* Sjöfolket bojkottar sjömansprästerna
* Eländets skådespel
* Världens Industriarbetare (IWWs) principförklaring

(ma 1925_1.pdf 1.01 MB)

Marinarbetaren 1925 nr 02 (1. Februar 1925)

* Alle man på däck för ordnandet av en internationell konferens
* San Francisco länsfängelse
* Ett rent helvete
* Segerrik kamp i Mobile
* Havens historia
* Lås oss diskutera
* De gamla unionernas konsekvens
* "Upplysning" som fördummar
* "Kalle Pundhuve"
* En sjöman på "luffen"
* Skibsrederne og patriotisme
* Till verket alltså
* Världens Industriarbetare (IWWs) principförklaring

(ma 1925_2.pdf 1.20 MB)

Marinarbetaren 1925 nr 03-04 (März - April 1925)

* Däcken klara för aktion!
* Fosterlandets belöning
* Varför tillhör du IWW?
* Havets historia
* "Kalle Pundhuve"
* Den smutsiga konkurrensen
* Besvara frågan
* IWWs metoder
* Världens Industriarbetare (IWWs) principförklaring

(ma 1925_3_4.pdf 1.02 MB)

2. Germany

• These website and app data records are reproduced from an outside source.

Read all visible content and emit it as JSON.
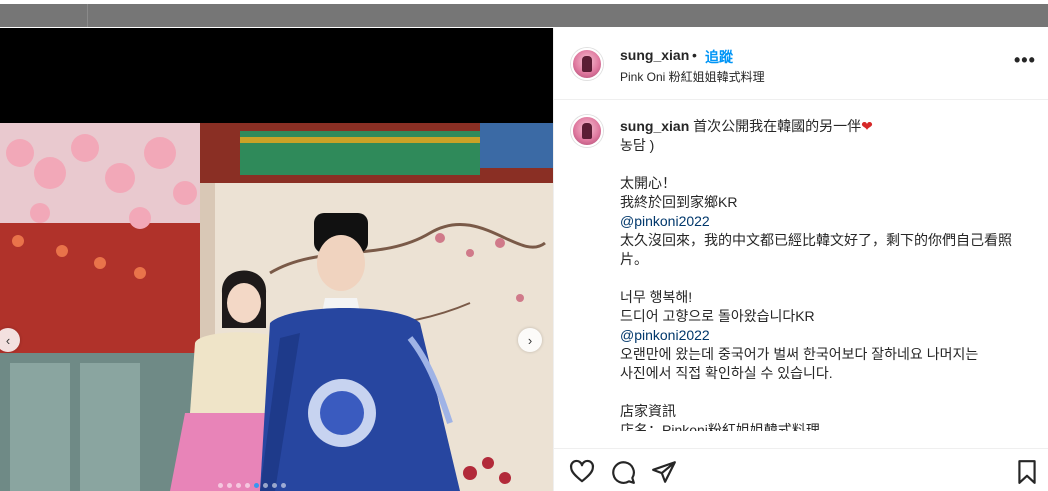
{
  "colors": {
    "follow": "#0095f6",
    "mention": "#00376b",
    "text": "#262626",
    "heart": "#d62828",
    "active_dot": "#3897f0"
  },
  "post": {
    "username": "sung_xian",
    "separator": "•",
    "follow_label": "追蹤",
    "location": "Pink Oni 粉紅姐姐韓式料理",
    "more_icon": "more-horizontal-icon",
    "carousel": {
      "prev_icon": "chevron-left-icon",
      "next_icon": "chevron-right-icon",
      "prev_glyph": "‹",
      "next_glyph": "›",
      "slide_count": 8,
      "active_index": 4
    }
  },
  "caption": {
    "username": "sung_xian",
    "first_line": "首次公開我在韓國的另一伴",
    "heart_emoji": "❤",
    "lines": [
      "농담 )",
      "",
      "太開心！",
      "我終於回到家鄉KR",
      "@pinkoni2022",
      "太久沒回來，我的中文都已經比韓文好了，剩下的你們自己看照",
      "片。",
      "",
      "너무 행복해!",
      "드디어 고향으로 돌아왔습니다KR",
      "@pinkoni2022",
      "오랜만에 왔는데 중국어가 벌써 한국어보다 잘하네요 나머지는",
      "사진에서 직접 확인하실 수 있습니다.",
      "",
      "店家資訊",
      "店名：Pinkoni粉紅姐姐韓式料理"
    ]
  },
  "actions": {
    "like_icon": "heart-icon",
    "comment_icon": "comment-icon",
    "share_icon": "share-icon",
    "save_icon": "bookmark-icon"
  }
}
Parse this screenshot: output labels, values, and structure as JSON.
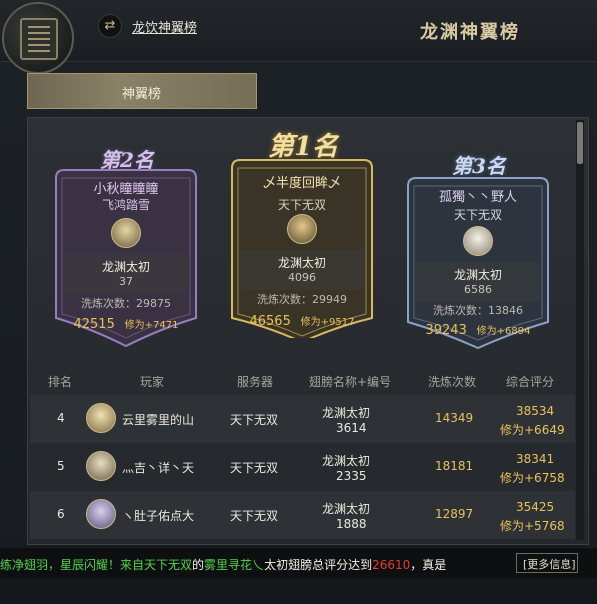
{
  "header": {
    "switch_icon": "swap-arrows-icon",
    "switch_label": "龙饮神翼榜",
    "title": "龙渊神翼榜"
  },
  "tabs": [
    {
      "label": "神翼榜",
      "active": true
    }
  ],
  "podium": {
    "first": {
      "rank_label": "第1名",
      "player": "乄半度回眸乄",
      "server": "天下无双",
      "wing_name": "龙渊太初",
      "wing_number": "4096",
      "refine_label": "洗炼次数：",
      "refine_count": "29949",
      "score": "46565",
      "bonus": "修为+9517"
    },
    "second": {
      "rank_label": "第2名",
      "player": "小秋瞳瞳瞳",
      "server": "飞鸿踏雪",
      "wing_name": "龙渊太初",
      "wing_number": "37",
      "refine_label": "洗炼次数：",
      "refine_count": "29875",
      "score": "42515",
      "bonus": "修为+7471"
    },
    "third": {
      "rank_label": "第3名",
      "player": "孤獨丶丶野人",
      "server": "天下无双",
      "wing_name": "龙渊太初",
      "wing_number": "6586",
      "refine_label": "洗炼次数：",
      "refine_count": "13846",
      "score": "39243",
      "bonus": "修为+6894"
    }
  },
  "table": {
    "columns": [
      "排名",
      "玩家",
      "服务器",
      "翅膀名称+编号",
      "洗炼次数",
      "综合评分"
    ],
    "rows": [
      {
        "rank": "4",
        "player": "云里雾里的山",
        "server": "天下无双",
        "wing_name": "龙渊太初",
        "wing_number": "3614",
        "refine": "14349",
        "score": "38534",
        "bonus": "修为+6649"
      },
      {
        "rank": "5",
        "player": "灬吉丶详丶天",
        "server": "天下无双",
        "wing_name": "龙渊太初",
        "wing_number": "2335",
        "refine": "18181",
        "score": "38341",
        "bonus": "修为+6758"
      },
      {
        "rank": "6",
        "player": "ヽ肚子佑点大",
        "server": "天下无双",
        "wing_name": "龙渊太初",
        "wing_number": "1888",
        "refine": "12897",
        "score": "35425",
        "bonus": "修为+5768"
      }
    ]
  },
  "ticker": {
    "part1": "练净翅羽，星辰闪耀！来自",
    "server": "天下无双",
    "part2": "的",
    "player": "雾里寻花乀",
    "part3": "太初翅膀总评分达到",
    "score": "26610",
    "part4": "，真是",
    "more_label": "[更多信息]"
  },
  "colors": {
    "gold": "#e6c35a",
    "ticker_green": "#4fd44a",
    "ticker_red": "#e83a2a",
    "second_theme": "#9a7cc0",
    "first_theme": "#d8b862",
    "third_theme": "#8aa2c8"
  }
}
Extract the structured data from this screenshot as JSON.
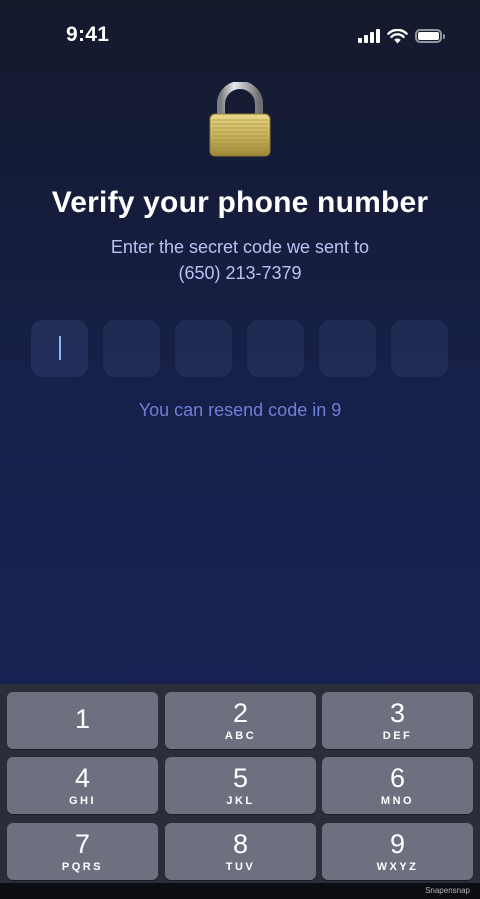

"Ny branch i Stettin" (Marinarbetaren No. 1/1924) announces a new IWW-branch in the Baltic Sea harbor town Stettin (then Germany, since 1945 Polish Szczecin); Thompson/Murfin (The I.W.W.: its first seventy years 1905 - 1975, p. 161) write: "A branch of the MTW had been started at Stettin, Germany, in 1929." This date is obviously wrong.
Hartmut Rübner, in his history about the German anarchosyndicalist union movement before Nazism (Freiheit und Brot. Die Freie Arbeiter-Union Deutschlands. Eine Studie zur Geschichte des Anarchosyndikalismus [Freedom and Bread. The Free Workers Union of Germany. A study on the history of anachosyndicalism], Berlin/Köln 1994 {Libertad Verlag, ISBN 3-922226-21-3}) has a very good chapter on the IWW in Germany (p. 114 - 123). It is in German - sorry, another outlandish language - but it is worth to be translated.